**Data records for software interfaces:**
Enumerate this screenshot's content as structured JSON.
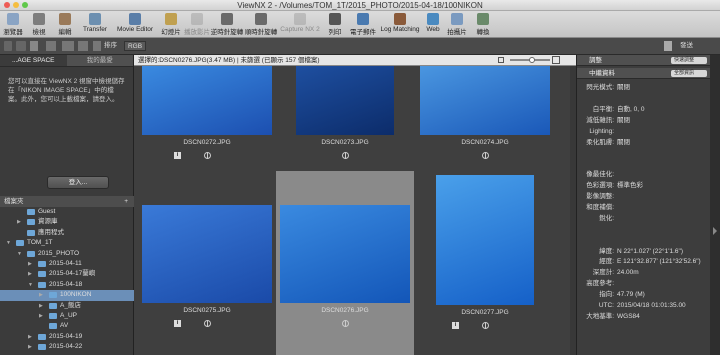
{
  "window": {
    "title": "ViewNX 2 - /Volumes/TOM_1T/2015_PHOTO/2015-04-18/100NIKON"
  },
  "toolbar": {
    "items": [
      {
        "label": "瀏覽器",
        "color": "#8aa4c4",
        "dim": false
      },
      {
        "label": "檢視",
        "color": "#7d7d7d",
        "dim": false
      },
      {
        "label": "編輯",
        "color": "#9a7a5a",
        "dim": false
      },
      {
        "label": "Transfer",
        "color": "#6c8fb0",
        "dim": false
      },
      {
        "label": "Movie Editor",
        "color": "#5a7ea8",
        "dim": false
      },
      {
        "label": "幻燈片",
        "color": "#c0a050",
        "dim": false
      },
      {
        "label": "播放影片",
        "color": "#9a9a9a",
        "dim": true
      },
      {
        "label": "逆時針旋轉",
        "color": "#6a6a6a",
        "dim": false
      },
      {
        "label": "順時針旋轉",
        "color": "#6a6a6a",
        "dim": false
      },
      {
        "label": "Capture NX 2",
        "color": "#9a9a9a",
        "dim": true
      },
      {
        "label": "列印",
        "color": "#555555",
        "dim": false
      },
      {
        "label": "電子郵件",
        "color": "#4a7ab0",
        "dim": false
      },
      {
        "label": "Log Matching",
        "color": "#8a5a3a",
        "dim": false
      },
      {
        "label": "Web",
        "color": "#4a8ac0",
        "dim": false
      },
      {
        "label": "拍攝片",
        "color": "#7a9ac0",
        "dim": false
      },
      {
        "label": "轉換",
        "color": "#6a8a6a",
        "dim": false
      }
    ]
  },
  "subbar": {
    "sort_label": "排序",
    "rgb_label": "RGB",
    "publish_label": "發送"
  },
  "left_panel": {
    "tabs": [
      {
        "label": "...AGE SPACE",
        "active": true
      },
      {
        "label": "我的最愛",
        "active": false
      }
    ],
    "info_text": "您可以直接在 ViewNX 2 視窗中檢視儲存在「NIKON IMAGE SPACE」中的檔案。此外，您可以上載檔案，請登入。",
    "login_button": "登入...",
    "folder_header": "檔案夾",
    "folder_add": "+",
    "tree": [
      {
        "label": "Guest",
        "indent": 1,
        "expander": "",
        "selected": false
      },
      {
        "label": "資源庫",
        "indent": 1,
        "expander": "▶",
        "selected": false
      },
      {
        "label": "應用程式",
        "indent": 1,
        "expander": "",
        "selected": false
      },
      {
        "label": "TOM_1T",
        "indent": 0,
        "expander": "▼",
        "selected": false
      },
      {
        "label": "2015_PHOTO",
        "indent": 1,
        "expander": "▼",
        "selected": false
      },
      {
        "label": "2015-04-11",
        "indent": 2,
        "expander": "▶",
        "selected": false
      },
      {
        "label": "2015-04-17蘭嶼",
        "indent": 2,
        "expander": "▶",
        "selected": false
      },
      {
        "label": "2015-04-18",
        "indent": 2,
        "expander": "▼",
        "selected": false
      },
      {
        "label": "100NIKON",
        "indent": 3,
        "expander": "▶",
        "selected": true
      },
      {
        "label": "A_飯店",
        "indent": 3,
        "expander": "▶",
        "selected": false
      },
      {
        "label": "A_UP",
        "indent": 3,
        "expander": "▶",
        "selected": false
      },
      {
        "label": "AV",
        "indent": 3,
        "expander": "",
        "selected": false
      },
      {
        "label": "2015-04-19",
        "indent": 2,
        "expander": "▶",
        "selected": false
      },
      {
        "label": "2015-04-22",
        "indent": 2,
        "expander": "▶",
        "selected": false
      }
    ]
  },
  "content": {
    "status_text": "選擇的:DSCN0276.JPG(3.47 MB) | 未篩選 (已顯示 157 個檔案)",
    "zoom_percent": 55,
    "thumbnails": [
      {
        "name": "DSCN0272.JPG",
        "row": 0,
        "col": 0,
        "selected": false,
        "info": true,
        "c1": "#1c4fb0",
        "c2": "#3a8ae0"
      },
      {
        "name": "DSCN0273.JPG",
        "row": 0,
        "col": 1,
        "selected": false,
        "info": false,
        "c1": "#0c2c6a",
        "c2": "#1e4fa0"
      },
      {
        "name": "DSCN0274.JPG",
        "row": 0,
        "col": 2,
        "selected": false,
        "info": false,
        "c1": "#1a58b8",
        "c2": "#4a96e0"
      },
      {
        "name": "DSCN0275.JPG",
        "row": 1,
        "col": 0,
        "selected": false,
        "info": true,
        "c1": "#1a4aa8",
        "c2": "#3a7ad8"
      },
      {
        "name": "DSCN0276.JPG",
        "row": 1,
        "col": 1,
        "selected": true,
        "info": false,
        "c1": "#1356b8",
        "c2": "#3a8ae0"
      },
      {
        "name": "DSCN0277.JPG",
        "row": 1,
        "col": 2,
        "selected": false,
        "info": true,
        "c1": "#1560c8",
        "c2": "#4aa0ea"
      }
    ]
  },
  "right_panel": {
    "header1": "調整",
    "header1_dropdown": "快速調整",
    "header2": "中繼資料",
    "header2_dropdown": "全部資訊",
    "rows": [
      {
        "k": "閃光模式:",
        "v": "關閉"
      },
      {
        "k": "",
        "v": ""
      },
      {
        "k": "白平衡:",
        "v": "自動, 0, 0"
      },
      {
        "k": "減低雜訊:",
        "v": "關閉"
      },
      {
        "k": "Lighting:",
        "v": ""
      },
      {
        "k": "柔化肌膚:",
        "v": "關閉"
      },
      {
        "k": "",
        "v": ""
      },
      {
        "k": "",
        "v": ""
      },
      {
        "k": "像最佳化:",
        "v": ""
      },
      {
        "k": "色彩選項:",
        "v": "標準色彩"
      },
      {
        "k": "影像調整:",
        "v": ""
      },
      {
        "k": "和度補償:",
        "v": ""
      },
      {
        "k": "銳化:",
        "v": ""
      },
      {
        "k": "",
        "v": ""
      },
      {
        "k": "",
        "v": ""
      },
      {
        "k": "緯度:",
        "v": "N 22°1.027' (22°1'1.6\")"
      },
      {
        "k": "經度:",
        "v": "E 121°32.877' (121°32'52.6\")"
      },
      {
        "k": "深度計:",
        "v": "24.00m"
      },
      {
        "k": "高度參考:",
        "v": ""
      },
      {
        "k": "指向:",
        "v": "47.79 (M)"
      },
      {
        "k": "UTC:",
        "v": "2015/04/18 01:01:35.00"
      },
      {
        "k": "大地基準:",
        "v": "WGS84"
      }
    ]
  }
}
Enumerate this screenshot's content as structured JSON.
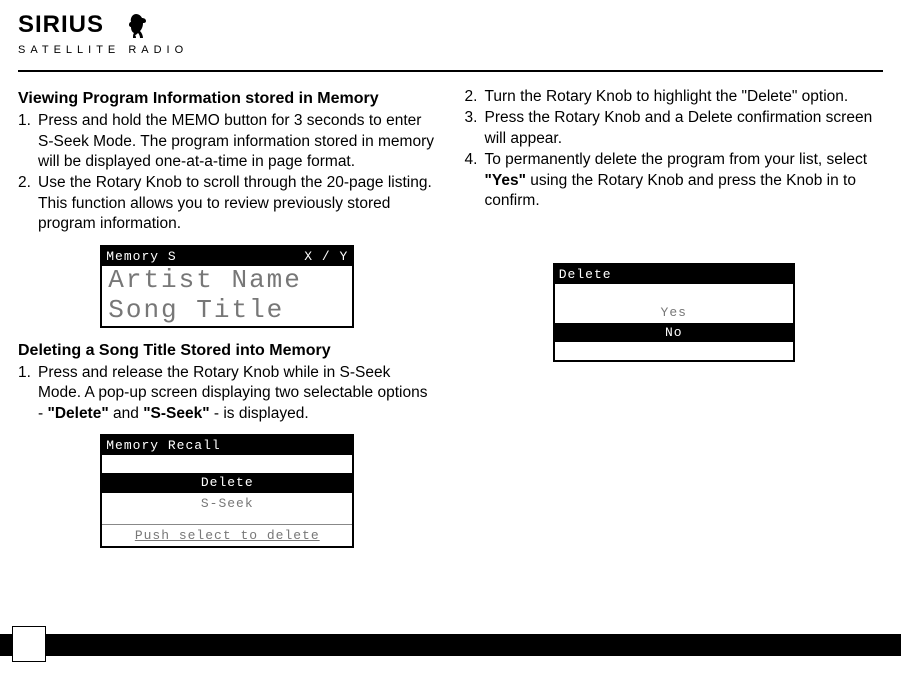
{
  "brand": {
    "name": "SIRIUS",
    "sub": "SATELLITE  RADIO"
  },
  "left": {
    "h1": "Viewing Program Information stored in Memory",
    "s1": "Press and hold the MEMO button for 3 seconds to enter S-Seek Mode. The program information stored in memory will be displayed one-at-a-time in page format.",
    "s2": "Use the Rotary Knob to scroll through the 20-page listing. This function allows you to review previously stored program information.",
    "lcd1": {
      "bar_l": "Memory  S",
      "bar_r": "X / Y",
      "line1": "Artist Name",
      "line2": "Song Title"
    },
    "h2": "Deleting a Song Title Stored into Memory",
    "s3a": "Press and release the Rotary Knob while in S-Seek Mode.  A pop-up screen displaying two selectable options - ",
    "s3b": "\"Delete\"",
    "s3c": " and ",
    "s3d": "\"S-Seek\"",
    "s3e": " - is displayed.",
    "lcd2": {
      "bar": "Memory Recall",
      "opt1": "Delete",
      "opt2": "S-Seek",
      "hint": "Push select to delete"
    }
  },
  "right": {
    "s2": "Turn the Rotary Knob to highlight the \"Delete\" option.",
    "s3": "Press the Rotary Knob and a Delete confirmation screen will appear.",
    "s4a": "To permanently delete the program from your list, select ",
    "s4b": "\"Yes\"",
    "s4c": " using the Rotary Knob and press the Knob in to confirm.",
    "lcd3": {
      "bar": "Delete",
      "yes": "Yes",
      "no": "No"
    }
  },
  "nums": {
    "n1": "1.",
    "n2": "2.",
    "n3": "3.",
    "n4": "4."
  }
}
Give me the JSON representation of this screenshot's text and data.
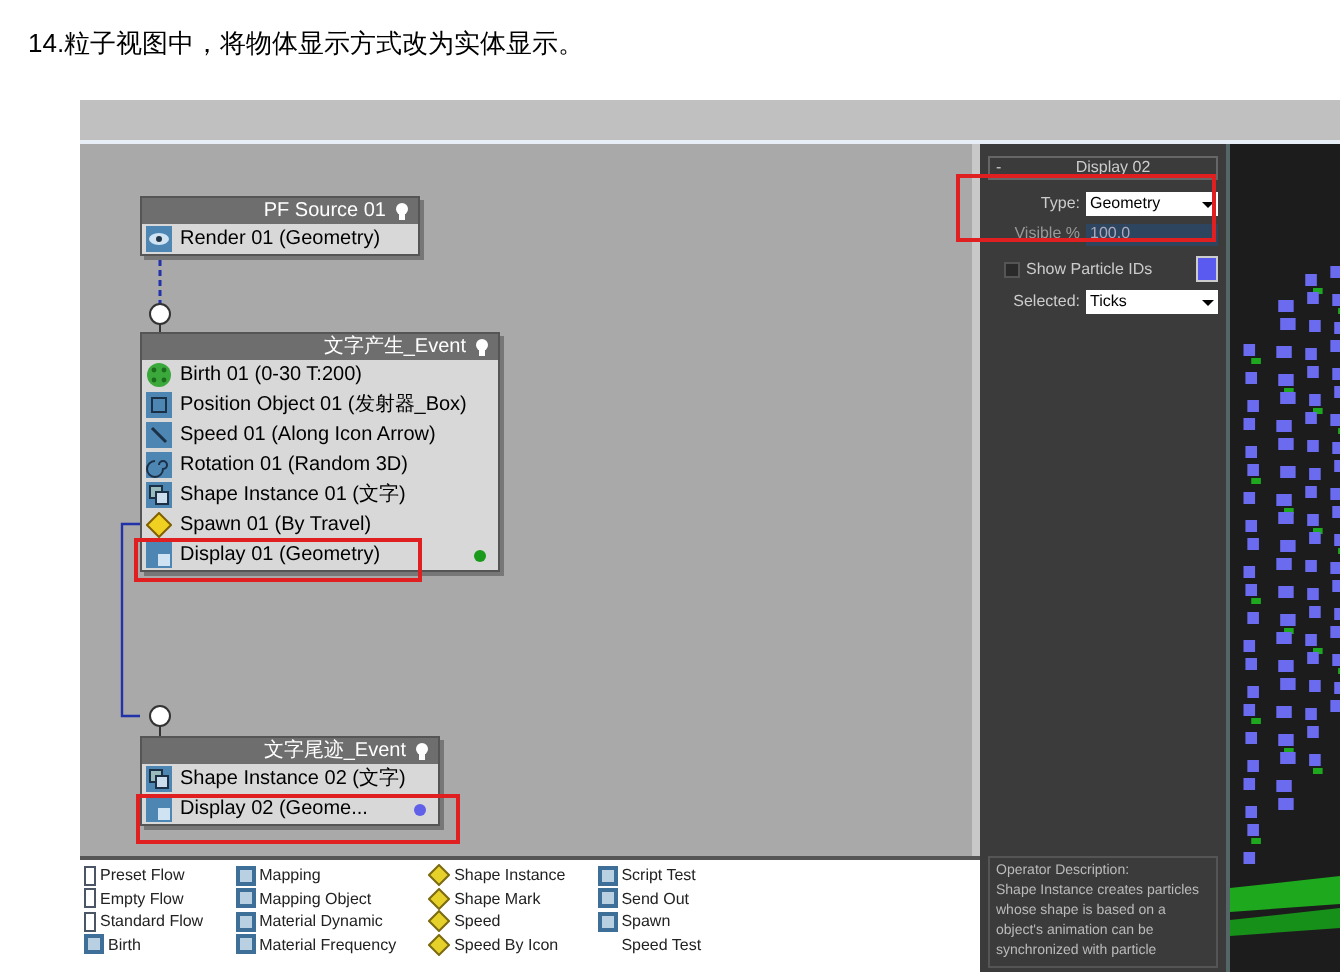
{
  "caption": "14.粒子视图中，将物体显示方式改为实体显示。",
  "nodes": [
    {
      "title": "PF Source 01",
      "operators": [
        {
          "label": "Render 01 (Geometry)",
          "kind": "render"
        }
      ]
    },
    {
      "title": "文字产生_Event",
      "color": "#1a9a1a",
      "operators": [
        {
          "label": "Birth 01 (0-30 T:200)",
          "kind": "birth"
        },
        {
          "label": "Position Object 01 (发射器_Box)",
          "kind": "position"
        },
        {
          "label": "Speed 01 (Along Icon Arrow)",
          "kind": "speed"
        },
        {
          "label": "Rotation 01 (Random 3D)",
          "kind": "rotation"
        },
        {
          "label": "Shape Instance 01 (文字)",
          "kind": "shape"
        },
        {
          "label": "Spawn 01 (By Travel)",
          "kind": "spawn"
        },
        {
          "label": "Display 01 (Geometry)",
          "kind": "display"
        }
      ]
    },
    {
      "title": "文字尾迹_Event",
      "color": "#6060e8",
      "operators": [
        {
          "label": "Shape Instance 02 (文字)",
          "kind": "shape"
        },
        {
          "label": "Display 02 (Geome...",
          "kind": "display"
        }
      ]
    }
  ],
  "parameters": {
    "title": "Display 02",
    "collapse": "-",
    "type_label": "Type:",
    "type_value": "Geometry",
    "visible_label": "Visible %",
    "visible_value": "100.0",
    "show_ids_label": "Show Particle IDs",
    "show_ids_checked": false,
    "selected_label": "Selected:",
    "selected_value": "Ticks"
  },
  "depot": [
    [
      {
        "label": "Preset Flow",
        "kind": "flow"
      },
      {
        "label": "Empty Flow",
        "kind": "flow"
      },
      {
        "label": "Standard Flow",
        "kind": "flow"
      },
      {
        "label": "Birth",
        "kind": "operator"
      }
    ],
    [
      {
        "label": "Mapping",
        "kind": "operator"
      },
      {
        "label": "Mapping Object",
        "kind": "operator"
      },
      {
        "label": "Material Dynamic",
        "kind": "operator"
      },
      {
        "label": "Material Frequency",
        "kind": "operator"
      }
    ],
    [
      {
        "label": "Shape Instance",
        "kind": "diamond"
      },
      {
        "label": "Shape Mark",
        "kind": "diamond"
      },
      {
        "label": "Speed",
        "kind": "diamond"
      },
      {
        "label": "Speed By Icon",
        "kind": "diamond"
      }
    ],
    [
      {
        "label": "Script Test",
        "kind": "operator"
      },
      {
        "label": "Send Out",
        "kind": "operator"
      },
      {
        "label": "Spawn",
        "kind": "operator"
      },
      {
        "label": "Speed Test",
        "kind": "plain"
      }
    ]
  ],
  "description": {
    "title": "Operator Description:",
    "lines": [
      "Shape Instance creates particles",
      "whose shape is based on a",
      "object's animation can be",
      "synchronized with particle"
    ]
  }
}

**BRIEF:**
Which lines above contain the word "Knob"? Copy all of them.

**YOUR SOLUTION:**
    "s2": "Use the Rotary Knob to scroll through the 20-page listing. This function allows you to review previously stored program information.",
    "s3a": "Press and release the Rotary Knob while in S-Seek Mode.  A pop-up screen displaying two selectable options - ",
    "s2": "Turn the Rotary Knob to highlight the \"Delete\" option.",
    "s3": "Press the Rotary Knob and a Delete confirmation screen will appear.",
    "s4c": " using the Rotary Knob and press the Knob in to confirm.",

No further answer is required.